The current gridlock reflects a confluence of challenges. Over the years, supply chains have become increasingly vulnerable to disruption as companies have narrowed and accelerated the time for sourcing and transporting goods.
Then the pandemic upended the global economy, plunging the world into a recession and leading to a burst of demand for certain goods.
Jeffrey Sonnenfeld, a Yale University management professor who regularly meets with and surveys top corporate executives, said Biden’s announcement will be welcomed in corner offices. Until recently, he said, major retailers and transportation companies believed they could handle supply chain problems on their own.
“It’s only now that the private sector has conceded defeat. They’re asking for help and getting it. It’s a big breakthrough, symbolic and in substantive ways,” he said.
One of the biggest economic threats is that supply chain bottlenecks and various shortages are sparking higher inflation. The government said Wednesday that inflation rose last month, with consumers paying 5.4% more for goods and services compared with a year ago, the highest rate in more than a decade.
White House economists and policymakers at the Federal Reserve have viewed the recent surge in consumer prices as temporary, but inflation has been running well above the Fed’s comfortable level now since spring. Persistently higher inflation could cause complications for the Fed’s interest rate policies, and it could influence consumer spending and wage growth. Already, analysts have sharply marked down economic growth for the second half of this year, and 2022 is likely to bring slower growth.
The supply chain snarl has presented Biden with another opportunity to push his infrastructure plans, which are stalled on Capitol Hill as Democrats sort out how much money they want to spend on expanded safety net programs. The legislation, which passed the Senate but is awaiting a vote in the House, includes $17 billion to modernize and expand port facilities.
Biden described the legislation as “the biggest investments in ports in our history.”
“We need to think big and bold,” he said Wednesday.
But even if the measure makes it to the president’s desk for his signature, the full benefits probably will be years away.
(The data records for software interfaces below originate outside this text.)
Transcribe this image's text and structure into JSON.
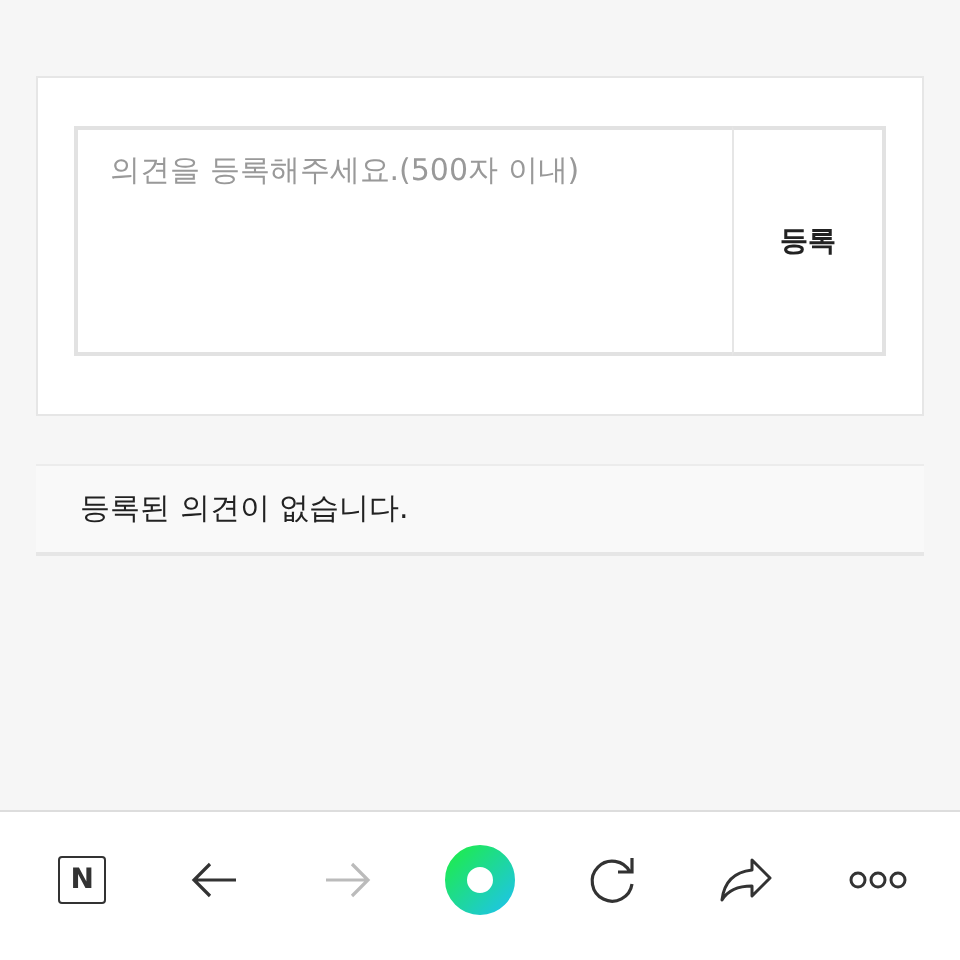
{
  "comment_form": {
    "placeholder": "의견을 등록해주세요.(500자 이내)",
    "submit": "등록"
  },
  "empty_message": "등록된 의견이 없습니다.",
  "toolbar": [
    {
      "kind": "logo",
      "label": "N",
      "disabled": false
    },
    {
      "kind": "back",
      "disabled": false
    },
    {
      "kind": "forward",
      "disabled": true
    },
    {
      "kind": "green",
      "disabled": false
    },
    {
      "kind": "reload",
      "disabled": false
    },
    {
      "kind": "share",
      "disabled": false
    },
    {
      "kind": "more",
      "disabled": false
    }
  ]
}
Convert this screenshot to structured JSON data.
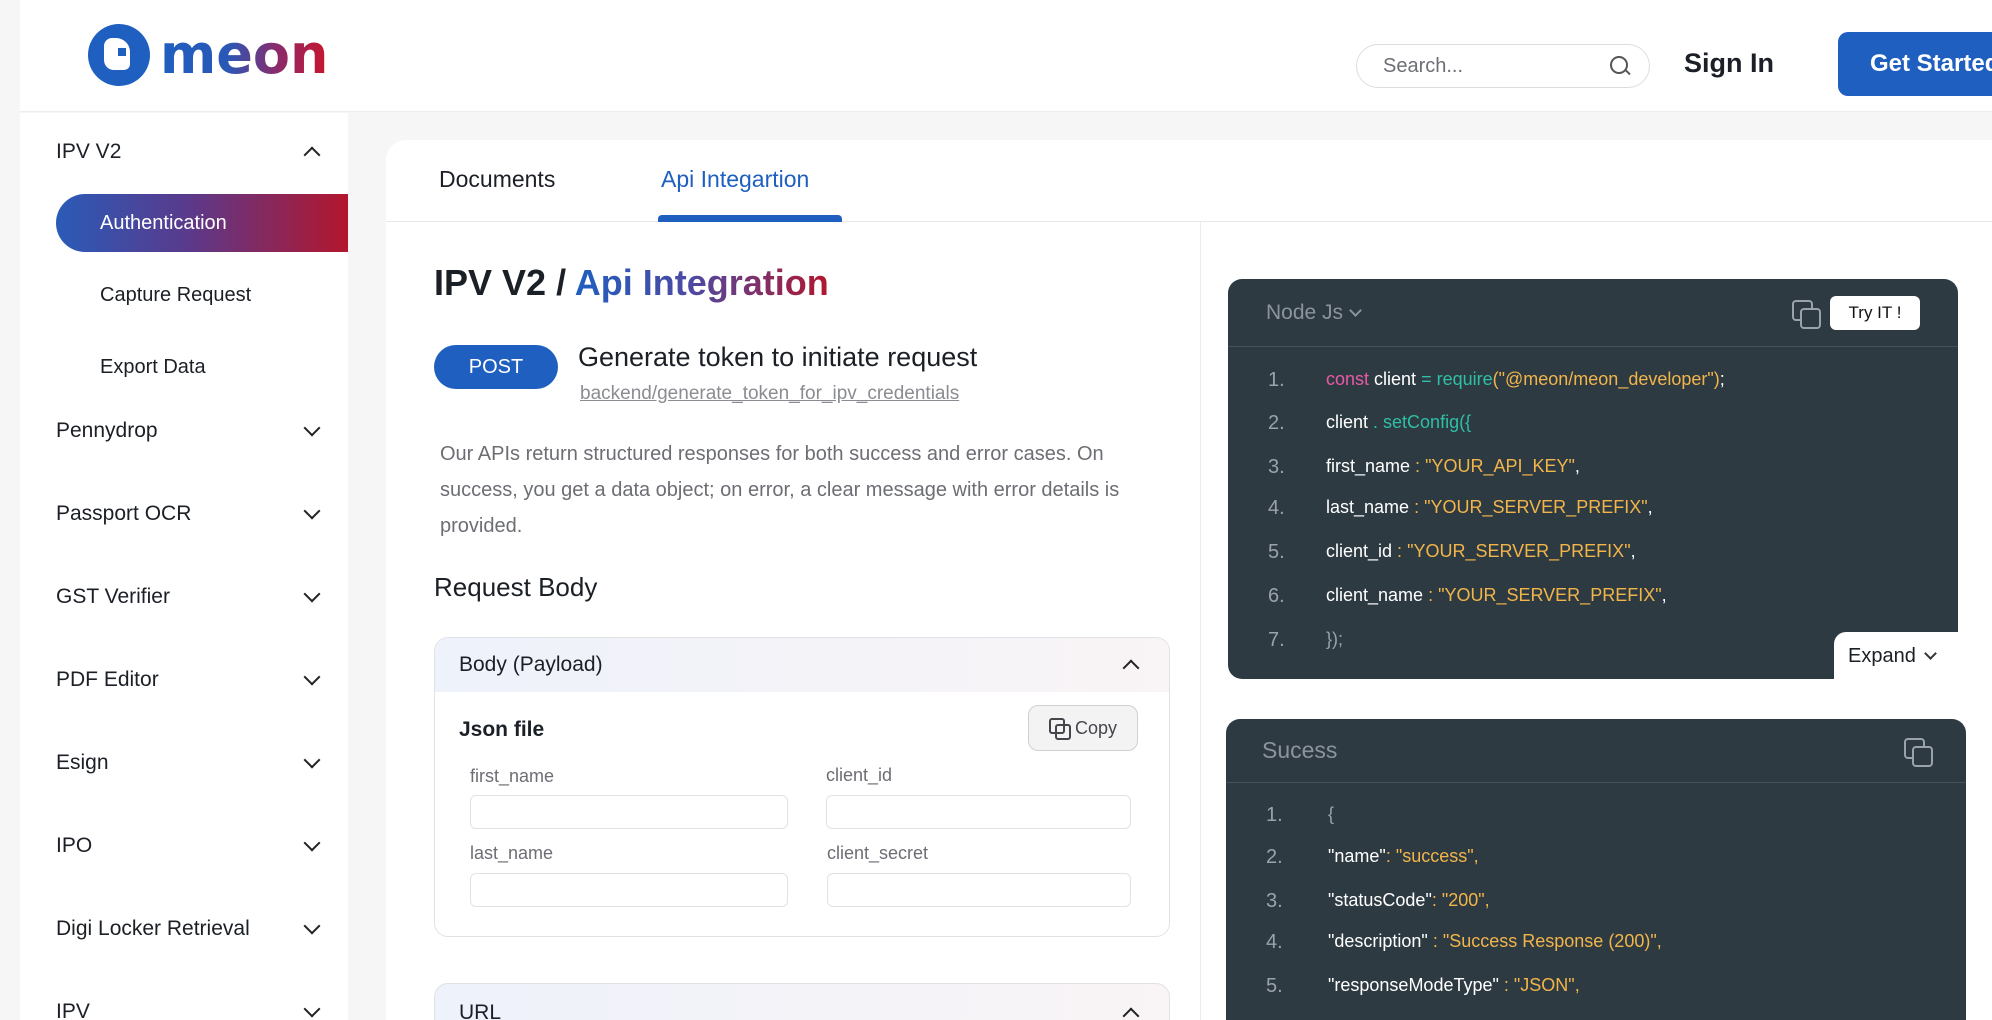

“In the longer run, there are infrastructure investments that could expand system capacity, but that’s not a quick fix,” said Phil Levy, chief economist at Flexport, a San Francisco-based freight shipment and customs brokerage company.©2021 Los Angeles Times. Visit at latimes.com. Distributed by Tribune Content Agency, LLC.